If you have large notes to break, you can usually break them in one of the omnipresent 7-11 stores or McDonalds. Bars will also have change later into the evening.
In Thailand, you can try to negotiate for nearly everything that isn't a fixed price - saving a little here and there adds up at the end of a long trip!
If you know you will be staying in one place at least four or five days, try negotiating a discount on your room total then pay up front. Tipping isn't really necessary but it is OK to let drivers keep the change, etc.
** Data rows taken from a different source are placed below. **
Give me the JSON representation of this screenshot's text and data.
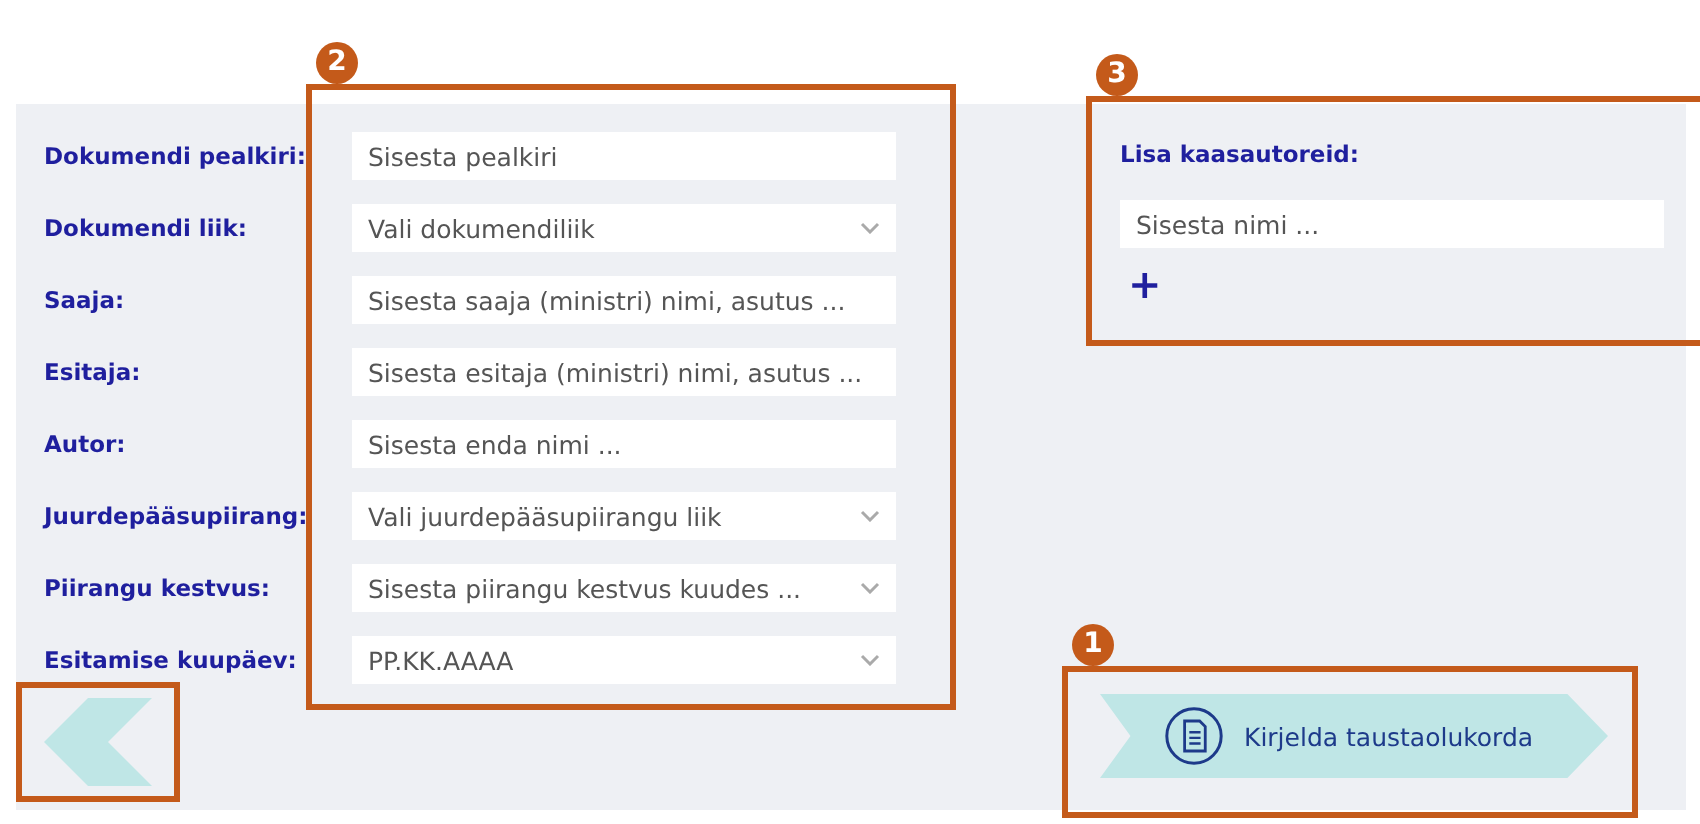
{
  "form": {
    "callout": "2",
    "highlighted": true,
    "fields": [
      {
        "label": "Dokumendi pealkiri:",
        "placeholder": "Sisesta pealkiri",
        "kind": "text"
      },
      {
        "label": "Dokumendi liik:",
        "placeholder": "Vali dokumendiliik",
        "kind": "select"
      },
      {
        "label": "Saaja:",
        "placeholder": "Sisesta saaja (ministri) nimi, asutus ...",
        "kind": "text"
      },
      {
        "label": "Esitaja:",
        "placeholder": "Sisesta esitaja (ministri) nimi, asutus ...",
        "kind": "text"
      },
      {
        "label": "Autor:",
        "placeholder": "Sisesta enda nimi ...",
        "kind": "text"
      },
      {
        "label": "Juurdepääsupiirang:",
        "placeholder": "Vali juurdepääsupiirangu liik",
        "kind": "select"
      },
      {
        "label": "Piirangu kestvus:",
        "placeholder": "Sisesta piirangu kestvus kuudes ...",
        "kind": "select"
      },
      {
        "label": "Esitamise kuupäev:",
        "placeholder": "PP.KK.AAAA",
        "kind": "select"
      }
    ]
  },
  "coauthors": {
    "callout": "3",
    "highlighted": true,
    "label": "Lisa kaasautoreid:",
    "placeholder": "Sisesta nimi ...",
    "add": "+"
  },
  "back_button": {
    "highlighted": true
  },
  "next_button": {
    "callout": "1",
    "highlighted": true,
    "label": "Kirjelda taustaolukorda"
  }
}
Don't rely on the signs for money changers to find out the current exchange rate.
5. Credit Cards
Credit cards, as well as debit cards, can be used for purchases at many shops, hotels, and restaurants with roughly 4-5% service charge. The most commonly accepted cards are Visa and MasterCard, followed by Amex and Japan Card Bureau.
You can find ATM machines nearly everywhere in the tourist parts of Thailand. This is usually the best way to get the local currency, just check with your bank on international exchange fees.
Update: ATM machines across the country now charge 150 Baht fee (around US $5) to take more money out with each transaction!
ATM machines will typically dispense 1000 and 500-baht notes but sometimes you can find the very handy 100-baht notes as well.
7. Clothing & Shoes
Shorts, short skirts or revealing clothing are not allowed when visiting temples; Lightweight, easy to care clothing of cotton and fabrics are ideal all year round. A winter sweater or jacket may be needed for Chiang Mai area or cool season; When visiting temples & pagodas, shoes must be taken off, thus suggest you bring a pair of slippers. Check out the weather of Thailand and the best time to visit.
8. Drinking Water & Food
Drink only purified bottled water. Many hotels provide complimentary bottled water in rooms, and if not, it is very convenient to buy in the local store; only eat well-cooked meat and fish. Vegetables should be cooked and fruit peeled. Take a look at the tips of eating in Thailand.
Receipt of purchase and an export permit voucher for locally bought goods such as gems and jewelry may be required upon departure.
Thailand is 7 hours before Greenwich time.
Generally, the Thais do not have any objections against being photographed. However, courtesy commands to obtain his/her approval. Many pagodas charge a minimal fee for cameras; video cameras might be a little expensive. Some museums restrict photograph. It is not a problem anymore to bring along video cameras. More information on Vietnam holiday can be downloaded in our Indochina Travel Guidebook.
Need some inspiration for a dream Thailand trip? Look up to our recommended 4-Day Bangkok Tour.
Or just contact us for a custom Indochina tour!